Today is my last day working from the Bishop Field Office. The plan was to spend one more beautiful day taking in the scenery of the place I now proudly call home, the Eastern Sierra, surveying for pygmy rabbits in the Bodie Hills. However, Bishop awoke today to the blessed sound of rain hitting its thirsty desert dirt. So here I am on the dry side of the window reminiscing over the many amazing field days I have had out there over the past two years.
The Bodie Hills are a place that I have grown to know at an intimate level, the time and space we have shared are incomparable. A vast open landscape, that at first glance appears to be a monotonous sea of sage, is truly an irreplaceable expanse harboring 14 unique plant communities, ancient cinder cones, gently rolling hills, meadows, aspen stands, hidden conifer groves, and much more. These diverse communities support an important collection of fauna including the iconic greater sage grouse, pronghorn antelope, and a variety of endemic rare plants. Perhaps one of the greatest features of Bodie is its removal from the beaten path and because of this I found great value in the hours spent seed collecting while day dreaming.

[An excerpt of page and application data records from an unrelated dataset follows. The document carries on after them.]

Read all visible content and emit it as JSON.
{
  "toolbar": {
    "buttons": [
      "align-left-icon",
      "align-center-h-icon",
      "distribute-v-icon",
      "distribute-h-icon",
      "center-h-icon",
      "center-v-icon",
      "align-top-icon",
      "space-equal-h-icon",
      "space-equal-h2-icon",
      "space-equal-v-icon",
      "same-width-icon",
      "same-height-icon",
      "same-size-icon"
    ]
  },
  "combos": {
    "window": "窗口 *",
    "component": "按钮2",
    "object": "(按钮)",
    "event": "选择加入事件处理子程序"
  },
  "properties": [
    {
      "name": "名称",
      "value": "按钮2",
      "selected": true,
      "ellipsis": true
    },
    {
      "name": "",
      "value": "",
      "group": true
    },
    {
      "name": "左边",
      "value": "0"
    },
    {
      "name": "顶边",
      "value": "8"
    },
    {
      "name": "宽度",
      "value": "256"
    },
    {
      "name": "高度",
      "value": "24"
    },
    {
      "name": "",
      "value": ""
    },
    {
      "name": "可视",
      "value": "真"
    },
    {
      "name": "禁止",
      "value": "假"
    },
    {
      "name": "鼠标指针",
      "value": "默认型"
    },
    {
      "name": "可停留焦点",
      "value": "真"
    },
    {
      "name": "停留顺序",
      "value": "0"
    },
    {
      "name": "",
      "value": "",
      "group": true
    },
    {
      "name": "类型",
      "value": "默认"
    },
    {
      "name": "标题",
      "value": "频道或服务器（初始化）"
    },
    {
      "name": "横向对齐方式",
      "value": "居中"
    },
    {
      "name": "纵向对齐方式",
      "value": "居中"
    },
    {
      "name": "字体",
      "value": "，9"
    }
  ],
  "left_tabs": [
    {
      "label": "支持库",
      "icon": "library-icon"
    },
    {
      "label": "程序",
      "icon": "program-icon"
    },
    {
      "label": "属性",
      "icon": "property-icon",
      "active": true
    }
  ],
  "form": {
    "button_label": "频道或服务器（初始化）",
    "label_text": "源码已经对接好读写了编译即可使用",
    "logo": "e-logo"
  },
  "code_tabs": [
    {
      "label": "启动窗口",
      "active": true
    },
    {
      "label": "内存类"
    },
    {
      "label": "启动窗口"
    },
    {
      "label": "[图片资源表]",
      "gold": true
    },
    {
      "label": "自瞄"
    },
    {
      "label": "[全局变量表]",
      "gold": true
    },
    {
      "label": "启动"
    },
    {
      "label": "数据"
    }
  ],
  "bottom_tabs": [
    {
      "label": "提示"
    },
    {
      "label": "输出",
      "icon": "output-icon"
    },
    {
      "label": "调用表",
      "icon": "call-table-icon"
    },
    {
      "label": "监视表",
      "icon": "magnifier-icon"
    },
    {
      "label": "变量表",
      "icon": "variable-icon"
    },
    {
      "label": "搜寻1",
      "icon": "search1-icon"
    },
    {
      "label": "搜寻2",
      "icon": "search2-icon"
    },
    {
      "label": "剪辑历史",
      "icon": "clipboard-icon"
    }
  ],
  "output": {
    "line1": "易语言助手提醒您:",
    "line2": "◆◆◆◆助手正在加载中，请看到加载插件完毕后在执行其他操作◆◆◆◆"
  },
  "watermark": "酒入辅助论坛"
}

The opportunity to carry on a continuous thought for extended periods is something that a lot of people infrequently have the luxury of doing. Never doubt its value.
As the rain outside continues to steadily fall, my mind is being flooded with feelings of satisfaction from knowing the strength my surroundings have on shaping my attitude. True happiness comes from within, but the things that bring it out are what matter. People and places matter, conservation land management matters, and the opportunity to be a steward of the land is rewarding far beyond our day to day feelings. So the next time you are filling your government vehicle with gallons upon gallons of gasoline and the feelings of being a conservationist are fleeting, remember that your efforts are for everyone. We cannot predict when the (proverbial) sun will shine, but when it does we CAN make sure to embrace it. Edward Abbey sums it up better than I can: “it is not enough to fight for the land; it is even more important to enjoy it.”
Beyond the places I get to spend my work time, I also must extend great appreciation to everyone in the Bishop Field Office They are a strong community that has made me feel both welcome and valued. Thanks to them and those at the Chicago Botanic Garden.